Being "out of your league" is not the issue here. If anything, he seems to have put you on a bit of a pedestal, and might well think you're out of his league. But what I see in your post is that he was coming on very, very strong, which made you uncomfortable, at least at first. And I think you should listen to your gut, and ask yourself, does the intensity of his courtship still make you uncomfortable? If the answer is yes, and you still want to see him, it is totally okay to ask him to dial it down a little. Something like the following is a totally reasonable request: Could you maybe stop buying me things for now?

The way he replies I think is also an indication of his intentions and character; if he tries to argue back, or make you feel bad for making the request, that's a giant red flag. I had something like this, where I almost missed out on my wife's romantic pursuit of me because I always thought she was "out of my league," and thus thought she was just a really good friend.

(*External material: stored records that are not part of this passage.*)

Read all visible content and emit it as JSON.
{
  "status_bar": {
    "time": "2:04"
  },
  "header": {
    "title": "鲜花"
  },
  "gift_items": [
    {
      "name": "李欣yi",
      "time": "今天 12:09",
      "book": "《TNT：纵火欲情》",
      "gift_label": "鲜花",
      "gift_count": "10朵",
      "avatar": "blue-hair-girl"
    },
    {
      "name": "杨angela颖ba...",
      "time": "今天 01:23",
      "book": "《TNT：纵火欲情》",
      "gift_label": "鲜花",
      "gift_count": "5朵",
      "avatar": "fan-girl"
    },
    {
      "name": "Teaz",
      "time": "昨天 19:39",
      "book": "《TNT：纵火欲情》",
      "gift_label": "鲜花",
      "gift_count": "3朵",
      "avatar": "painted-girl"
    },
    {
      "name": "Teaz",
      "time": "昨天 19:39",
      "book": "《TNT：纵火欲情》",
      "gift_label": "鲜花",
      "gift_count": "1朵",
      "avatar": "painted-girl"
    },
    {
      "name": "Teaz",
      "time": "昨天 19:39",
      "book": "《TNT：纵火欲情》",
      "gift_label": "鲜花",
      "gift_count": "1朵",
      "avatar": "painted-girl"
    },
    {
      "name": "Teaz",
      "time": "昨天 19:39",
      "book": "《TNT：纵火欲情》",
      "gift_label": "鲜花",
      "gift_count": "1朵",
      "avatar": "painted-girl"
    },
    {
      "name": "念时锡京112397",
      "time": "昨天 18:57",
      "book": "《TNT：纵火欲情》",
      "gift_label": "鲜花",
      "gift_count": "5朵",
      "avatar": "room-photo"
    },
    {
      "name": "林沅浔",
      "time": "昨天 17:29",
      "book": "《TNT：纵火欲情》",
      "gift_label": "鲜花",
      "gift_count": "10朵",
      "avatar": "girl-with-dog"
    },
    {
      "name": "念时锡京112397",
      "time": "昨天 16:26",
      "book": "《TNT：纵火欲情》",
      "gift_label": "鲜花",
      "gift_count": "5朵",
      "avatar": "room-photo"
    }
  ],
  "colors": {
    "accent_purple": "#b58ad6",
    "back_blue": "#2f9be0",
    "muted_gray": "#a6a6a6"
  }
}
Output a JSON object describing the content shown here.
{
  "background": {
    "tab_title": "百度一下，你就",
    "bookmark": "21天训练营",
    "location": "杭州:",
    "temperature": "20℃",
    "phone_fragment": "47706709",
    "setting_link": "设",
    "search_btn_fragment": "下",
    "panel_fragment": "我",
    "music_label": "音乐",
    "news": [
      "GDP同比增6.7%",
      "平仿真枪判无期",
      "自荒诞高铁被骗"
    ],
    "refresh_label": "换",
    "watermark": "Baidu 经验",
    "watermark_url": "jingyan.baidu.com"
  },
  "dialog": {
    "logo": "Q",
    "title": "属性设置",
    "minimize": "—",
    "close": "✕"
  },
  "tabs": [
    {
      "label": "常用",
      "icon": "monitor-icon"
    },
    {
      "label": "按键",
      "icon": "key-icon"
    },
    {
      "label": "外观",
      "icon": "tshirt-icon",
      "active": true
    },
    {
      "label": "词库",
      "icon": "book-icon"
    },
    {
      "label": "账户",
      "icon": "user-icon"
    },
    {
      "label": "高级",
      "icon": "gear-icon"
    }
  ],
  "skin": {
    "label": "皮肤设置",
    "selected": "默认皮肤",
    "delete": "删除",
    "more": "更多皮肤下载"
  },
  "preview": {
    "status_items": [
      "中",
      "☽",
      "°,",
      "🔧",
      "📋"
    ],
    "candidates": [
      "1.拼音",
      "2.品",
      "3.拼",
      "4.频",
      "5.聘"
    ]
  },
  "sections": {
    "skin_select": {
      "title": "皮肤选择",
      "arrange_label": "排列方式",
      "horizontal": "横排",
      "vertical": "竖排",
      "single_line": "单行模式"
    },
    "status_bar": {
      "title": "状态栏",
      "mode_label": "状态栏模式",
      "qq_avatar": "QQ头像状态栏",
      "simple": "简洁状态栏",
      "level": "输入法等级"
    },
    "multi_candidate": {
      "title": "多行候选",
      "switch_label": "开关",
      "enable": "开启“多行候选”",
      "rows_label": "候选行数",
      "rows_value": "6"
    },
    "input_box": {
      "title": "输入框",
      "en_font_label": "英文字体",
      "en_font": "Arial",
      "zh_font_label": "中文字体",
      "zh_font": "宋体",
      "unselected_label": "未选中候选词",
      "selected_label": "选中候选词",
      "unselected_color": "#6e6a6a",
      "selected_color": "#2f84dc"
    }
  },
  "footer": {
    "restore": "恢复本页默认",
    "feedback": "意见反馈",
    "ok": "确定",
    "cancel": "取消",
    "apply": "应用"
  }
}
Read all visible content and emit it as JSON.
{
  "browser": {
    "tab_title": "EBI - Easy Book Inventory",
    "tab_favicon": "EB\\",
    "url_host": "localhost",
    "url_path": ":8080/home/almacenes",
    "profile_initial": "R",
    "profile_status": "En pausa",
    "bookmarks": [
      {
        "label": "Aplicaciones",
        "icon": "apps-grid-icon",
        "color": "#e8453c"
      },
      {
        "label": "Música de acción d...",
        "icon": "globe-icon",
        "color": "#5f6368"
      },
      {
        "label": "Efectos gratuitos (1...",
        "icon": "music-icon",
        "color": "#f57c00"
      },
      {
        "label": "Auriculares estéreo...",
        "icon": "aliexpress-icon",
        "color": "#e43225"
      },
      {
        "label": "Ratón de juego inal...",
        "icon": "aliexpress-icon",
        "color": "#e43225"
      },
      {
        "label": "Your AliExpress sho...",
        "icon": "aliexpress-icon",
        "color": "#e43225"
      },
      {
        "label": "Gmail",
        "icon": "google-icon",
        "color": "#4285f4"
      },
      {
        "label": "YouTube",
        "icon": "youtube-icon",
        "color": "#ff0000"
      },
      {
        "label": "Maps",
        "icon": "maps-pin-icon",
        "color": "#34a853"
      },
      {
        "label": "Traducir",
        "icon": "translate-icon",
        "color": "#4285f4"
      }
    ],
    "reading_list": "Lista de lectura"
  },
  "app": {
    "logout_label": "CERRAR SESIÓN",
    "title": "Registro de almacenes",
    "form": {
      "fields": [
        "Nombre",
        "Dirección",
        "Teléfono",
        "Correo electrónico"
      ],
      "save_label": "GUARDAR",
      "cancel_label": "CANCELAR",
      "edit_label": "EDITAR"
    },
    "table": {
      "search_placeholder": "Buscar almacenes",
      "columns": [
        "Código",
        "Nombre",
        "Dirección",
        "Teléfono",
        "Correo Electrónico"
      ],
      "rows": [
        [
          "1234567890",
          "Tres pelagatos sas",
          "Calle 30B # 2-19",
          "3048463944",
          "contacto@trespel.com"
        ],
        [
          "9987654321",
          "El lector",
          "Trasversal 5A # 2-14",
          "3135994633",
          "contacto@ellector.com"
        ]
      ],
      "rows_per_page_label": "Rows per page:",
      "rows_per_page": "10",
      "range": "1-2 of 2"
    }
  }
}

In hindsight, man, what a dumbass thing--we're matched pretty evenly in every way. Especially now that we've spent a decade growing together. Part of your feeling unmatched with him might be the age difference--where he's at in life, career, etc. Look at it this way: Would year-old him be out of your league? As to looks, you don't say that you're mortifyingly hideous, so who's to say you're not darned good looking? This guy sure seems to think so Forget about athletic abilities and stuff like that--it's normal not to try to marry a hiking or dive buddy or squash partner if he already has those.

Watch out if he tries too hard to make you into those things